--- Data for the task ---

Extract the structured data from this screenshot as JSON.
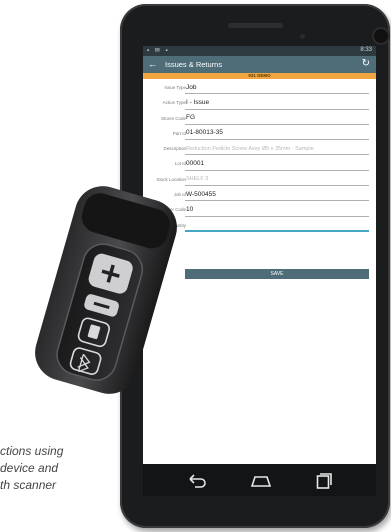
{
  "app": {
    "status_time": "8:33",
    "status_icons": "▪ ✉ ▪",
    "title": "Issues & Returns",
    "banner": "931 DEMO",
    "back_glyph": "←",
    "refresh_glyph": "↻"
  },
  "form": {
    "fields": [
      {
        "label": "Issue Type",
        "value": "Job"
      },
      {
        "label": "Action Type",
        "value": "I - Issue"
      },
      {
        "label": "Stores Code",
        "value": "FG"
      },
      {
        "label": "Part Id",
        "value": "01-80013-35"
      },
      {
        "label": "Description",
        "value": "Reduction Pedicle Screw Assy Ø5 x 35mm - Sample"
      },
      {
        "label": "Lot Id",
        "value": "00001"
      },
      {
        "label": "Stock Location",
        "value": "SHELF 3"
      },
      {
        "label": "Job Id",
        "value": "W-500455"
      },
      {
        "label": "Oper Code",
        "value": "10"
      },
      {
        "label": "Quantity",
        "value": ""
      }
    ],
    "save_label": "SAVE"
  },
  "caption": {
    "line1": "ctions using",
    "line2": "device and",
    "line3": "th scanner"
  },
  "icons": {
    "scanner_plus": "plus-icon",
    "scanner_minus": "minus-icon",
    "scanner_page": "page-icon",
    "scanner_bluetooth": "bluetooth-icon"
  }
}
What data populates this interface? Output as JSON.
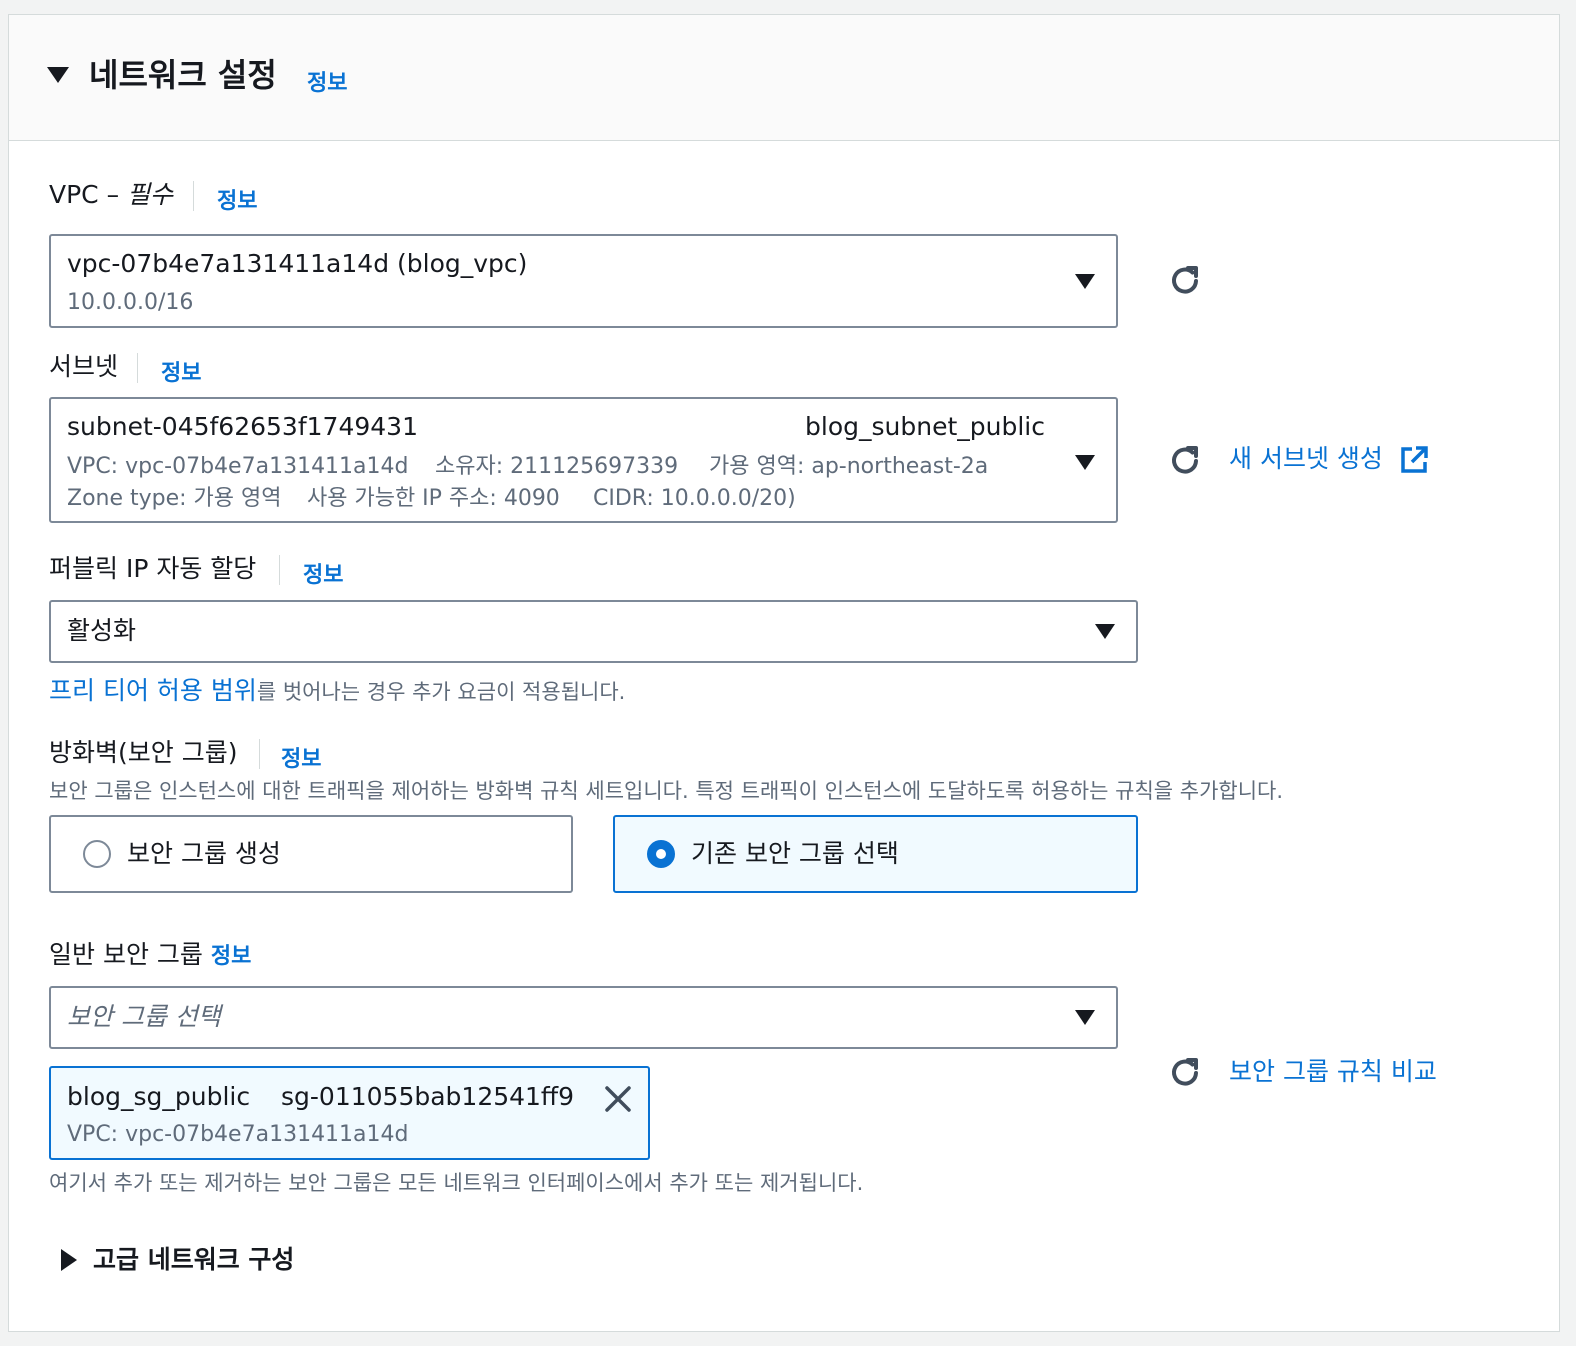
{
  "section": {
    "title": "네트워크 설정",
    "info": "정보"
  },
  "vpc": {
    "label": "VPC – ",
    "required": "필수",
    "info": "정보",
    "value": "vpc-07b4e7a131411a14d (blog_vpc)",
    "cidr": "10.0.0.0/16"
  },
  "subnet": {
    "label": "서브넷",
    "info": "정보",
    "id": "subnet-045f62653f1749431",
    "name": "blog_subnet_public",
    "line2_vpc": "VPC: vpc-07b4e7a131411a14d",
    "line2_owner": "소유자: 211125697339",
    "line2_az": "가용 영역: ap-northeast-2a",
    "line3_zone": "Zone type: 가용 영역",
    "line3_ips": "사용 가능한 IP 주소: 4090",
    "line3_cidr": "CIDR: 10.0.0.0/20)",
    "create_link": "새 서브넷 생성"
  },
  "public_ip": {
    "label": "퍼블릭 IP 자동 할당",
    "info": "정보",
    "value": "활성화",
    "note_link": "프리 티어 허용 범위",
    "note_text": "를 벗어나는 경우 추가 요금이 적용됩니다."
  },
  "firewall": {
    "label": "방화벽(보안 그룹)",
    "info": "정보",
    "description": "보안 그룹은 인스턴스에 대한 트래픽을 제어하는 방화벽 규칙 세트입니다. 특정 트래픽이 인스턴스에 도달하도록 허용하는 규칙을 추가합니다.",
    "option_create": "보안 그룹 생성",
    "option_existing": "기존 보안 그룹 선택",
    "selected": "기존 보안 그룹 선택"
  },
  "common_sg": {
    "label": "일반 보안 그룹",
    "info": "정보",
    "placeholder": "보안 그룹 선택",
    "token_name": "blog_sg_public",
    "token_id": "sg-011055bab12541ff9",
    "token_vpc": "VPC: vpc-07b4e7a131411a14d",
    "compare_link": "보안 그룹 규칙 비교",
    "note": "여기서 추가 또는 제거하는 보안 그룹은 모든 네트워크 인터페이스에서 추가 또는 제거됩니다."
  },
  "advanced": {
    "label": "고급 네트워크 구성"
  },
  "icons": {
    "collapse": "caret-down-icon",
    "expand": "caret-right-icon",
    "refresh": "refresh-icon",
    "external": "external-link-icon",
    "remove": "close-icon",
    "dropdown": "dropdown-caret-icon"
  },
  "colors": {
    "link": "#0972d3",
    "text": "#16191f",
    "muted": "#5f6b7a",
    "border": "#7d8998",
    "selected_bg": "#f1faff"
  }
}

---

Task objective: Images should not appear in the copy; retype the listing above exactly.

Task response:
Extract the structured data from this screenshot as JSON.
{
  "app": {
    "status_time": "8:33",
    "status_icons": "▪ ✉ ▪",
    "title": "Issues & Returns",
    "banner": "931 DEMO",
    "back_glyph": "←",
    "refresh_glyph": "↻"
  },
  "form": {
    "fields": [
      {
        "label": "Issue Type",
        "value": "Job"
      },
      {
        "label": "Action Type",
        "value": "I - Issue"
      },
      {
        "label": "Stores Code",
        "value": "FG"
      },
      {
        "label": "Part Id",
        "value": "01-80013-35"
      },
      {
        "label": "Description",
        "value": "Reduction Pedicle Screw Assy Ø5 x 35mm - Sample"
      },
      {
        "label": "Lot Id",
        "value": "00001"
      },
      {
        "label": "Stock Location",
        "value": "SHELF 3"
      },
      {
        "label": "Job Id",
        "value": "W-500455"
      },
      {
        "label": "Oper Code",
        "value": "10"
      },
      {
        "label": "Quantity",
        "value": ""
      }
    ],
    "save_label": "SAVE"
  },
  "caption": {
    "line1": "ctions using",
    "line2": "device and",
    "line3": "th scanner"
  },
  "icons": {
    "scanner_plus": "plus-icon",
    "scanner_minus": "minus-icon",
    "scanner_page": "page-icon",
    "scanner_bluetooth": "bluetooth-icon"
  }
}
What data populates this interface? Output as JSON.
{
  "section": {
    "title": "네트워크 설정",
    "info": "정보"
  },
  "vpc": {
    "label": "VPC – ",
    "required": "필수",
    "info": "정보",
    "value": "vpc-07b4e7a131411a14d (blog_vpc)",
    "cidr": "10.0.0.0/16"
  },
  "subnet": {
    "label": "서브넷",
    "info": "정보",
    "id": "subnet-045f62653f1749431",
    "name": "blog_subnet_public",
    "line2_vpc": "VPC: vpc-07b4e7a131411a14d",
    "line2_owner": "소유자: 211125697339",
    "line2_az": "가용 영역: ap-northeast-2a",
    "line3_zone": "Zone type: 가용 영역",
    "line3_ips": "사용 가능한 IP 주소: 4090",
    "line3_cidr": "CIDR: 10.0.0.0/20)",
    "create_link": "새 서브넷 생성"
  },
  "public_ip": {
    "label": "퍼블릭 IP 자동 할당",
    "info": "정보",
    "value": "활성화",
    "note_link": "프리 티어 허용 범위",
    "note_text": "를 벗어나는 경우 추가 요금이 적용됩니다."
  },
  "firewall": {
    "label": "방화벽(보안 그룹)",
    "info": "정보",
    "description": "보안 그룹은 인스턴스에 대한 트래픽을 제어하는 방화벽 규칙 세트입니다. 특정 트래픽이 인스턴스에 도달하도록 허용하는 규칙을 추가합니다.",
    "option_create": "보안 그룹 생성",
    "option_existing": "기존 보안 그룹 선택",
    "selected": "기존 보안 그룹 선택"
  },
  "common_sg": {
    "label": "일반 보안 그룹",
    "info": "정보",
    "placeholder": "보안 그룹 선택",
    "token_name": "blog_sg_public",
    "token_id": "sg-011055bab12541ff9",
    "token_vpc": "VPC: vpc-07b4e7a131411a14d",
    "compare_link": "보안 그룹 규칙 비교",
    "note": "여기서 추가 또는 제거하는 보안 그룹은 모든 네트워크 인터페이스에서 추가 또는 제거됩니다."
  },
  "advanced": {
    "label": "고급 네트워크 구성"
  },
  "icons": {
    "collapse": "caret-down-icon",
    "expand": "caret-right-icon",
    "refresh": "refresh-icon",
    "external": "external-link-icon",
    "remove": "close-icon",
    "dropdown": "dropdown-caret-icon"
  },
  "colors": {
    "link": "#0972d3",
    "text": "#16191f",
    "muted": "#5f6b7a",
    "border": "#7d8998",
    "selected_bg": "#f1faff"
  }
}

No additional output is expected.